The Boer goat is a South African meat goat breed becoming more and more popular in America. Sometimes the Boer is called the Afrikaans or South African common goat. The breed, no matter what its called, only arrived in American in 1993, but there are already 30,000 breeders, according to the American Boer Goat Association (AGBA.) AGBA estimates that 45,000 Boer goats are born every year just in America.
Goat meat is becoming more in demand as an alternate red meat source to beef. Goats can survive on less land and food than a cow. Boer goats also seem to be more tolerant of hot, dry weather than cattle. Does go into their first season when they are only five months old and can become pregnant three times a year, delivering multiple kids. Bucks can be bred as early as six months of age if they are not headed for the abattoir.

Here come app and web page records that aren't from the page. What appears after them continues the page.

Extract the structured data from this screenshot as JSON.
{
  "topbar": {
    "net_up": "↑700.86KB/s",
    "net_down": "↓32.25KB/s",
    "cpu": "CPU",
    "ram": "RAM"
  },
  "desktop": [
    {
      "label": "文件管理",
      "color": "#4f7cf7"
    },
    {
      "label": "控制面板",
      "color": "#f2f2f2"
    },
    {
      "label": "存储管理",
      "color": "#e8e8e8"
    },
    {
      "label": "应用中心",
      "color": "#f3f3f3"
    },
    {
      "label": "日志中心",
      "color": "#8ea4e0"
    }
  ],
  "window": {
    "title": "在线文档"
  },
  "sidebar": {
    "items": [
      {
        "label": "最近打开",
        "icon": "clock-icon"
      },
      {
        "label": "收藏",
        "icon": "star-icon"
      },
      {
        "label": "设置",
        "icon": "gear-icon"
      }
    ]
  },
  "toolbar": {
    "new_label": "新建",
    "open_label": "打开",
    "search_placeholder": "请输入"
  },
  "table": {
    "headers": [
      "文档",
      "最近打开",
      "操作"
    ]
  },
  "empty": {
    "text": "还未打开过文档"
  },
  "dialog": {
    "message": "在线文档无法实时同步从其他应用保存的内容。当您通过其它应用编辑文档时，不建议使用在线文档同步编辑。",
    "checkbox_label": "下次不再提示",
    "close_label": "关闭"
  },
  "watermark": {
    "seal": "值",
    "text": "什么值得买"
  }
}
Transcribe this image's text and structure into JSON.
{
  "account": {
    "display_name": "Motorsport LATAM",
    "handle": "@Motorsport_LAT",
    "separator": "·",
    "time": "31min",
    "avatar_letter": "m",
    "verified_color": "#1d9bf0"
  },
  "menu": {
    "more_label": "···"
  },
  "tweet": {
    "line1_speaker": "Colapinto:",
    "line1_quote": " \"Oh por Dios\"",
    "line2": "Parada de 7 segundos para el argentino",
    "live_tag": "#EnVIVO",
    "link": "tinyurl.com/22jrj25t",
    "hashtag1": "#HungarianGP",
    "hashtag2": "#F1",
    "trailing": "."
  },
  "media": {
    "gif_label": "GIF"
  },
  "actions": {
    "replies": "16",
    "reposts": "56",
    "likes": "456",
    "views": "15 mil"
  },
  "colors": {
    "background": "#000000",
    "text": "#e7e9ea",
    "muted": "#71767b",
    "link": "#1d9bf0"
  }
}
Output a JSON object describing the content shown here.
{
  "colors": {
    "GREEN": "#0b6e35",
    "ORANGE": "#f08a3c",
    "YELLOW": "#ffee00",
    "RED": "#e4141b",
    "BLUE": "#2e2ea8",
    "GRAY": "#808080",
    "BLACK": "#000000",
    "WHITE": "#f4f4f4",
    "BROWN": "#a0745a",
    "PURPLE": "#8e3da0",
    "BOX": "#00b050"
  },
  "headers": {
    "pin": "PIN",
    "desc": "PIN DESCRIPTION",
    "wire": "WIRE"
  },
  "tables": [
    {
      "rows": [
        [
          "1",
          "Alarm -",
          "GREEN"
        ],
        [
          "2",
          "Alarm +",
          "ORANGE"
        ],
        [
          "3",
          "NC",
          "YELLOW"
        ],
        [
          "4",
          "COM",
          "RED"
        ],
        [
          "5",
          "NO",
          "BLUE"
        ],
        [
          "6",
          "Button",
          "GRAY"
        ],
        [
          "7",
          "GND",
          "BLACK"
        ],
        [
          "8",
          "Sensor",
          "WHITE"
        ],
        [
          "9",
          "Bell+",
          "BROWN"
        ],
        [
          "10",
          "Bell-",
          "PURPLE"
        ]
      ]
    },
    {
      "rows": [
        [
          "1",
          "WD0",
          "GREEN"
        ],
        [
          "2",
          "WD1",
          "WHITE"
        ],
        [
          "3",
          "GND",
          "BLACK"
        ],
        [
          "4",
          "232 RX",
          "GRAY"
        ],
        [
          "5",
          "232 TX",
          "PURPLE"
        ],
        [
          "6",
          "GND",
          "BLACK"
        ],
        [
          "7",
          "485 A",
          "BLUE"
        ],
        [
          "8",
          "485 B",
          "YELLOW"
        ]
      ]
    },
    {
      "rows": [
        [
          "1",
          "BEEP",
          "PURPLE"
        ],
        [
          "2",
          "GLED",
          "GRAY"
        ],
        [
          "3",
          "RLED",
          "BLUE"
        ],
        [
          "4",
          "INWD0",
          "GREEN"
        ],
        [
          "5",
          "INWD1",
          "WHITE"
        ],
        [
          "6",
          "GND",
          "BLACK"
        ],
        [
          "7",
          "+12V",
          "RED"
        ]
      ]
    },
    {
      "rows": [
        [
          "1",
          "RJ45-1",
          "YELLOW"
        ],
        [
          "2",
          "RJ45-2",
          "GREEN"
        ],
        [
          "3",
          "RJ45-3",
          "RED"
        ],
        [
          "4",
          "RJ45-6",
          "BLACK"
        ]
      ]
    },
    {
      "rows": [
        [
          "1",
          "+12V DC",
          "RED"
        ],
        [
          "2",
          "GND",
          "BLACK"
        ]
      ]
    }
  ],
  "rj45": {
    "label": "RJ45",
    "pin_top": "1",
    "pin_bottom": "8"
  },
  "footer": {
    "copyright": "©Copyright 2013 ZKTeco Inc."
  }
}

Boer is an Afrikaans word meaning “farmer”. It is unknown exactly what goat breeds went into the mix to create the Boer goat. It was most likely local goats from South African tribes crossed with any available European goat. But the results appeared about 1900 with a handsome, docile, highly fertile and rapidly maturing meat animal. The Boer is first recorded to have appeared in Easter Cape Province and rapidly spread throughout the country.
The goat breed was so popular that in 1959 South Africa began a registry for it in order to be sure the goat kept up the desired qualities of meat production, high fertility and disease resistance. By 1970, it was the only goat breed in South Africa to have standardized tests for breeding bucks to pass.
Even people completely unfamiliar with goats will find the Boer to be a very handsome goat. The body is white while the head and sometimes the neck is a red similar to the color seen in chestnut horses. The legs are short and are not as knock-kneed as many other goat breeds. The spine is level and the tail is short and held high.
The goat’s head is another outstanding feature. Predominately red, it can have a blaze, small dot or other white markings. The ears hand down in a shape similar to a Basset hound’s. Both bucks and does grow horns that sweep back. Due to the construction of the Boer’s muzzle, the goat appears to be softly smiling.
University of Oklahoma Breeds of Livestock. “Boer Goat.” http://www.ansi.okstate.edu/breeds/goats/boer/
American Boer Goat Association. “History of the American Boer Goat Association.” http://www.abga.org/page.php?pageid=2
Critter Ridge. “Boer Goat Breeding Program.” http://critterridge.net/breedingprogram.html